Write all of the lines below out again, exactly as they stand.

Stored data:
■ ■ ■ ■ ■ ■ ■

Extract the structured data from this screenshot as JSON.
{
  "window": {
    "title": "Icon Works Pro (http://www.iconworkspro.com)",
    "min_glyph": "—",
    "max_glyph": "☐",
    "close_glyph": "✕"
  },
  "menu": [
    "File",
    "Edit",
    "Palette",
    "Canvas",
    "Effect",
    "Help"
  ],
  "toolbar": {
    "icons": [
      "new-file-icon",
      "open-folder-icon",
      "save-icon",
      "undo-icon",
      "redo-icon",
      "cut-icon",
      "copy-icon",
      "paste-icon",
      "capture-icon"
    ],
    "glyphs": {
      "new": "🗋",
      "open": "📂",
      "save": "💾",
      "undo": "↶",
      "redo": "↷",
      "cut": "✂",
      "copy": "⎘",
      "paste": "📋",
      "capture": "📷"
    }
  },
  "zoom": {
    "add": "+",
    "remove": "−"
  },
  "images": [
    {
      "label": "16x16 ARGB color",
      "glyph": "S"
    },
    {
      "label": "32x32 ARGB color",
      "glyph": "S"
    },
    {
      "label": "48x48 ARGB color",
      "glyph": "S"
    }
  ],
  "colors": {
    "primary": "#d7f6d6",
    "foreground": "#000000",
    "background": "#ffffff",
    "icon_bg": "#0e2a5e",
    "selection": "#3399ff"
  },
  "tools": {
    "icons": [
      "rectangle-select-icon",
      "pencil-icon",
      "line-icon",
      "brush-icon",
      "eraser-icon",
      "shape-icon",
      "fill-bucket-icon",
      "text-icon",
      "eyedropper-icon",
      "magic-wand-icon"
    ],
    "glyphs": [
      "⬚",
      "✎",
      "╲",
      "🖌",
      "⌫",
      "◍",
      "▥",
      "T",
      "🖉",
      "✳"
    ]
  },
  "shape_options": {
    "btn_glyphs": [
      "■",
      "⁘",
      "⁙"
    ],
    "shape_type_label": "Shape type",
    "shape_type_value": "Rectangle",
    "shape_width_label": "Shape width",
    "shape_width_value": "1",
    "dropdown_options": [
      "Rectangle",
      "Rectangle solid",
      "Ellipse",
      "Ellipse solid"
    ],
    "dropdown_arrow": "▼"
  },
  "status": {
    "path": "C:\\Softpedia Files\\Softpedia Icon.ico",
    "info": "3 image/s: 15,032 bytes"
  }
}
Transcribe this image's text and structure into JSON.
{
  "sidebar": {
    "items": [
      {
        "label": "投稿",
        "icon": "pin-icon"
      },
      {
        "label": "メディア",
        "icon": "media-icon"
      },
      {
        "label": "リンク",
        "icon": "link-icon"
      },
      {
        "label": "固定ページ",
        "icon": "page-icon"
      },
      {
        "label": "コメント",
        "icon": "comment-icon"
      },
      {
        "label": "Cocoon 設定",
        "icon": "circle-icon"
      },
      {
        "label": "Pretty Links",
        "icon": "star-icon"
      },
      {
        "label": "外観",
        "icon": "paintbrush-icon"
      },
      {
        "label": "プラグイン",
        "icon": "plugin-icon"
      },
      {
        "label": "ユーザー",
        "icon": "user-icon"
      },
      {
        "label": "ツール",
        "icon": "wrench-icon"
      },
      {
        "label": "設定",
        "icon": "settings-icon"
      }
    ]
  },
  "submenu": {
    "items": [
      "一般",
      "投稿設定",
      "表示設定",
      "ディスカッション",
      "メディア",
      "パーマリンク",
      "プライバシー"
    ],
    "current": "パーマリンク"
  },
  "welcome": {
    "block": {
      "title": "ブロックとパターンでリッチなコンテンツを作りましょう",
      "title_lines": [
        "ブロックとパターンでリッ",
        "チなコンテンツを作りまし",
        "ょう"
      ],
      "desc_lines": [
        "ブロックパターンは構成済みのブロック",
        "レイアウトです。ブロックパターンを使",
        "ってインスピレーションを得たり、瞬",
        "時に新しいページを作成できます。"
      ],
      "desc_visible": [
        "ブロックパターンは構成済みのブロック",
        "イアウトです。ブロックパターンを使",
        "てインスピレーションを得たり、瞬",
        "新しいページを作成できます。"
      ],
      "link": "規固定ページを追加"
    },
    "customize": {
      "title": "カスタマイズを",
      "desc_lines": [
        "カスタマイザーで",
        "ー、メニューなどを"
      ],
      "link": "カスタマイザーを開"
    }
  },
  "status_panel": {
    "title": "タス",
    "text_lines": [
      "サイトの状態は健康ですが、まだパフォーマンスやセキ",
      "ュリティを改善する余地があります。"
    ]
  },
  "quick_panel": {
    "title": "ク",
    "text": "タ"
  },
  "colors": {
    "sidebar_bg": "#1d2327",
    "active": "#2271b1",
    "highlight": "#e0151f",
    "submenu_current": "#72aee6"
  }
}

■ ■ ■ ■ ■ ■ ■

> COMPLETED TASK:
Extract the structured data from this screenshot as JSON.
{
  "window": {
    "title": "Icon Works Pro (http://www.iconworkspro.com)",
    "min_glyph": "—",
    "max_glyph": "☐",
    "close_glyph": "✕"
  },
  "menu": [
    "File",
    "Edit",
    "Palette",
    "Canvas",
    "Effect",
    "Help"
  ],
  "toolbar": {
    "icons": [
      "new-file-icon",
      "open-folder-icon",
      "save-icon",
      "undo-icon",
      "redo-icon",
      "cut-icon",
      "copy-icon",
      "paste-icon",
      "capture-icon"
    ],
    "glyphs": {
      "new": "🗋",
      "open": "📂",
      "save": "💾",
      "undo": "↶",
      "redo": "↷",
      "cut": "✂",
      "copy": "⎘",
      "paste": "📋",
      "capture": "📷"
    }
  },
  "zoom": {
    "add": "+",
    "remove": "−"
  },
  "images": [
    {
      "label": "16x16 ARGB color",
      "glyph": "S"
    },
    {
      "label": "32x32 ARGB color",
      "glyph": "S"
    },
    {
      "label": "48x48 ARGB color",
      "glyph": "S"
    }
  ],
  "colors": {
    "primary": "#d7f6d6",
    "foreground": "#000000",
    "background": "#ffffff",
    "icon_bg": "#0e2a5e",
    "selection": "#3399ff"
  },
  "tools": {
    "icons": [
      "rectangle-select-icon",
      "pencil-icon",
      "line-icon",
      "brush-icon",
      "eraser-icon",
      "shape-icon",
      "fill-bucket-icon",
      "text-icon",
      "eyedropper-icon",
      "magic-wand-icon"
    ],
    "glyphs": [
      "⬚",
      "✎",
      "╲",
      "🖌",
      "⌫",
      "◍",
      "▥",
      "T",
      "🖉",
      "✳"
    ]
  },
  "shape_options": {
    "btn_glyphs": [
      "■",
      "⁘",
      "⁙"
    ],
    "shape_type_label": "Shape type",
    "shape_type_value": "Rectangle",
    "shape_width_label": "Shape width",
    "shape_width_value": "1",
    "dropdown_options": [
      "Rectangle",
      "Rectangle solid",
      "Ellipse",
      "Ellipse solid"
    ],
    "dropdown_arrow": "▼"
  },
  "status": {
    "path": "C:\\Softpedia Files\\Softpedia Icon.ico",
    "info": "3 image/s: 15,032 bytes"
  }
}
Transcribe this image's text and structure into JSON.
{
  "sidebar": {
    "items": [
      {
        "label": "投稿",
        "icon": "pin-icon"
      },
      {
        "label": "メディア",
        "icon": "media-icon"
      },
      {
        "label": "リンク",
        "icon": "link-icon"
      },
      {
        "label": "固定ページ",
        "icon": "page-icon"
      },
      {
        "label": "コメント",
        "icon": "comment-icon"
      },
      {
        "label": "Cocoon 設定",
        "icon": "circle-icon"
      },
      {
        "label": "Pretty Links",
        "icon": "star-icon"
      },
      {
        "label": "外観",
        "icon": "paintbrush-icon"
      },
      {
        "label": "プラグイン",
        "icon": "plugin-icon"
      },
      {
        "label": "ユーザー",
        "icon": "user-icon"
      },
      {
        "label": "ツール",
        "icon": "wrench-icon"
      },
      {
        "label": "設定",
        "icon": "settings-icon"
      }
    ]
  },
  "submenu": {
    "items": [
      "一般",
      "投稿設定",
      "表示設定",
      "ディスカッション",
      "メディア",
      "パーマリンク",
      "プライバシー"
    ],
    "current": "パーマリンク"
  },
  "welcome": {
    "block": {
      "title": "ブロックとパターンでリッチなコンテンツを作りましょう",
      "title_lines": [
        "ブロックとパターンでリッ",
        "チなコンテンツを作りまし",
        "ょう"
      ],
      "desc_lines": [
        "ブロックパターンは構成済みのブロック",
        "レイアウトです。ブロックパターンを使",
        "ってインスピレーションを得たり、瞬",
        "時に新しいページを作成できます。"
      ],
      "desc_visible": [
        "ブロックパターンは構成済みのブロック",
        "イアウトです。ブロックパターンを使",
        "てインスピレーションを得たり、瞬",
        "新しいページを作成できます。"
      ],
      "link": "規固定ページを追加"
    },
    "customize": {
      "title": "カスタマイズを",
      "desc_lines": [
        "カスタマイザーで",
        "ー、メニューなどを"
      ],
      "link": "カスタマイザーを開"
    }
  },
  "status_panel": {
    "title": "タス",
    "text_lines": [
      "サイトの状態は健康ですが、まだパフォーマンスやセキ",
      "ュリティを改善する余地があります。"
    ]
  },
  "quick_panel": {
    "title": "ク",
    "text": "タ"
  },
  "colors": {
    "sidebar_bg": "#1d2327",
    "active": "#2271b1",
    "highlight": "#e0151f",
    "submenu_current": "#72aee6"
  }
}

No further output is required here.